[App and web page records]
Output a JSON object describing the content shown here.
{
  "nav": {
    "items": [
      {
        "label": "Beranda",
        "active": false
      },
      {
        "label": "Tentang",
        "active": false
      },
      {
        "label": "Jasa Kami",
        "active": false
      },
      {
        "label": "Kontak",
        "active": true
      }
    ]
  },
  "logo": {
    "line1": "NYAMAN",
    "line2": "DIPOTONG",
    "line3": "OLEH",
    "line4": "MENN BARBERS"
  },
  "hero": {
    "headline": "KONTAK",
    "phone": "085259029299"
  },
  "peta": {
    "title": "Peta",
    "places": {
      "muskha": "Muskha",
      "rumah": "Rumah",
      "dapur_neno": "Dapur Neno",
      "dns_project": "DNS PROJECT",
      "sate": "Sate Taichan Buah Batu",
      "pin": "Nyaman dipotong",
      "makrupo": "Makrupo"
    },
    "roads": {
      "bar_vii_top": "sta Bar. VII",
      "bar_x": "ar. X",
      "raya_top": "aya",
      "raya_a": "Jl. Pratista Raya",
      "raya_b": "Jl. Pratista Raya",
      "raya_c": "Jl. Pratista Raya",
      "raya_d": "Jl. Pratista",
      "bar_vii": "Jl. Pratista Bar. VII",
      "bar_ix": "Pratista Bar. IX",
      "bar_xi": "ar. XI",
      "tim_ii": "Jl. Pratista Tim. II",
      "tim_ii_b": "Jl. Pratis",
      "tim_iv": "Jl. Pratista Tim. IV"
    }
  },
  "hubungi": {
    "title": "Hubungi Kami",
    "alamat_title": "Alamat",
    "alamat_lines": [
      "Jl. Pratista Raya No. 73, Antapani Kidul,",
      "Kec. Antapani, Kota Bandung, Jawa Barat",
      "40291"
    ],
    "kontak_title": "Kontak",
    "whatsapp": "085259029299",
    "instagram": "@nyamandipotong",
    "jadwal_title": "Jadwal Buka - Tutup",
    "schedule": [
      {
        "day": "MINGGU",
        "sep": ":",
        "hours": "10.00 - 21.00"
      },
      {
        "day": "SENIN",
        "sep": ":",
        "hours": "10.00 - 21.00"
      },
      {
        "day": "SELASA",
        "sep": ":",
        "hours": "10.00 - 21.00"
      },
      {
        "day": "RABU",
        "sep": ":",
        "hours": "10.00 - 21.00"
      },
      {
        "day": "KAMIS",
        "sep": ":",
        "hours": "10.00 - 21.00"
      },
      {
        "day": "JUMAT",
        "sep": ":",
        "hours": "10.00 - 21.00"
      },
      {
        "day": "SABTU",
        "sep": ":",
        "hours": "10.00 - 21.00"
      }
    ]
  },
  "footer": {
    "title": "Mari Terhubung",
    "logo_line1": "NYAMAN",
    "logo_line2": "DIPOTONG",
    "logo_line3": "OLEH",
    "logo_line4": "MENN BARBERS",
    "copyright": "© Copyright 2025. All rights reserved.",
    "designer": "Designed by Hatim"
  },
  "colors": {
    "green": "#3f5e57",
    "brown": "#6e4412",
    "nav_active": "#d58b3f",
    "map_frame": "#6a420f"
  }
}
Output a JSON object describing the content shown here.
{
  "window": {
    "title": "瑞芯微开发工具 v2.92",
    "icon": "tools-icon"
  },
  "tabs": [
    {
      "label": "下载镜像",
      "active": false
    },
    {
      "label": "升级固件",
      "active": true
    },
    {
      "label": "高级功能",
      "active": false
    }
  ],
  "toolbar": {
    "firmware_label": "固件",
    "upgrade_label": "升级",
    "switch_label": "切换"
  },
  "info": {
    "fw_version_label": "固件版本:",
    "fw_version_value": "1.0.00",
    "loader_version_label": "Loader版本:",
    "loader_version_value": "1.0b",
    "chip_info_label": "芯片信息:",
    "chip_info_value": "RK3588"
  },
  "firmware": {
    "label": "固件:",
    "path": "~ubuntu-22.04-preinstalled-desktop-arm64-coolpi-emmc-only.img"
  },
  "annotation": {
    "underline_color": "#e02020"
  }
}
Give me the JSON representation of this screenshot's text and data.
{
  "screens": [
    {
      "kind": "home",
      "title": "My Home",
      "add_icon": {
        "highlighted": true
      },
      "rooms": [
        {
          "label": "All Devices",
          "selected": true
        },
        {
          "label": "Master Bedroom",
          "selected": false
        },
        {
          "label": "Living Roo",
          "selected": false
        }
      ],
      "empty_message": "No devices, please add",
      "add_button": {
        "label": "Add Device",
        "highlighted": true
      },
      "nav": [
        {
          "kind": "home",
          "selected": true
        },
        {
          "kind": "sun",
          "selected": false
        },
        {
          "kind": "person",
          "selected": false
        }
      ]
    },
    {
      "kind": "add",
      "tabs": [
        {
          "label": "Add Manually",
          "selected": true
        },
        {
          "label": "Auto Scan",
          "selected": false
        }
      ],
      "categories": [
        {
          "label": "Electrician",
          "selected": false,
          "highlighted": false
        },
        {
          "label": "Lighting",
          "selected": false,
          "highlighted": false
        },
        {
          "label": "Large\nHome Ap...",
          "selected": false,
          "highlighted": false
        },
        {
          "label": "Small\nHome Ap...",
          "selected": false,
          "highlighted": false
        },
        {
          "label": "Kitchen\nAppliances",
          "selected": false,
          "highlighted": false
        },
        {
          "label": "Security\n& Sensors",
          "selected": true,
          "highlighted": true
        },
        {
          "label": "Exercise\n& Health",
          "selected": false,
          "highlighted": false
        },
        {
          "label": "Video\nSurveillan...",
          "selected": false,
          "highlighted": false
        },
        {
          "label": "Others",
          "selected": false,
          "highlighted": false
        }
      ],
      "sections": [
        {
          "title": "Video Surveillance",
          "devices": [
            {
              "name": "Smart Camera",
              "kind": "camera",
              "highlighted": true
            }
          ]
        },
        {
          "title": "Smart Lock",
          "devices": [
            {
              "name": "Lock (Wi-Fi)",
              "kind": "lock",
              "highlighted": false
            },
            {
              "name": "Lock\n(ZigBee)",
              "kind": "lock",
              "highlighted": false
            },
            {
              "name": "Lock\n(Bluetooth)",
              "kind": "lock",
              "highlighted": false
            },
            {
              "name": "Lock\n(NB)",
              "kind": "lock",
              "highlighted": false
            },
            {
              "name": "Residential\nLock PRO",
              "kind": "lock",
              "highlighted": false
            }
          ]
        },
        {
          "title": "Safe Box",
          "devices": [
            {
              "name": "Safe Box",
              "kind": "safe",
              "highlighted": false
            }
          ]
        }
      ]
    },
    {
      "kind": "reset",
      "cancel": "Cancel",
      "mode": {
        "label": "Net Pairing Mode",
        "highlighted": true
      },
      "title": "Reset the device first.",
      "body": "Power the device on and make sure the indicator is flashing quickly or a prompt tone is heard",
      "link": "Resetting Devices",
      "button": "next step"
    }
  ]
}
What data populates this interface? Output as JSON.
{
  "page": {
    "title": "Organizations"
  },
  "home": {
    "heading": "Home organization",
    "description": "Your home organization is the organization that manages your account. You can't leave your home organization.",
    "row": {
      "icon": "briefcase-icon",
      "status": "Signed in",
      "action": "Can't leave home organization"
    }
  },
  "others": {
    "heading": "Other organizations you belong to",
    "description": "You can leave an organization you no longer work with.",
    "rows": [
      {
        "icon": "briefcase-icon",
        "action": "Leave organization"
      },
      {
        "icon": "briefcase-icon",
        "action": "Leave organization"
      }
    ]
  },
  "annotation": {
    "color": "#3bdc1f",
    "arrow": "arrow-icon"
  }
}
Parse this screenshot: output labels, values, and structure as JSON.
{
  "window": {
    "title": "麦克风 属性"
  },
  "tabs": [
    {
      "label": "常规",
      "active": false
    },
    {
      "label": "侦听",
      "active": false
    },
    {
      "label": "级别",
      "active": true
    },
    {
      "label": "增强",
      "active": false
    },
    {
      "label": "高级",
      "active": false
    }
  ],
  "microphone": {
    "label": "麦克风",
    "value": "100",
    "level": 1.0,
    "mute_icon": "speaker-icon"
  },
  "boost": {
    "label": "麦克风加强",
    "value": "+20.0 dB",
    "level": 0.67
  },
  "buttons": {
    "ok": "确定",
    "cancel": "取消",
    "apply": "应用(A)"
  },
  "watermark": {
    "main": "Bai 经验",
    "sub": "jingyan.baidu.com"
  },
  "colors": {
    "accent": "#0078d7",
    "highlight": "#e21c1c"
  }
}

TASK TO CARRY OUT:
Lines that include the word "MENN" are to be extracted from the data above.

THE ANSWER:
    "line4": "MENN BARBERS"
    "logo_line4": "MENN BARBERS",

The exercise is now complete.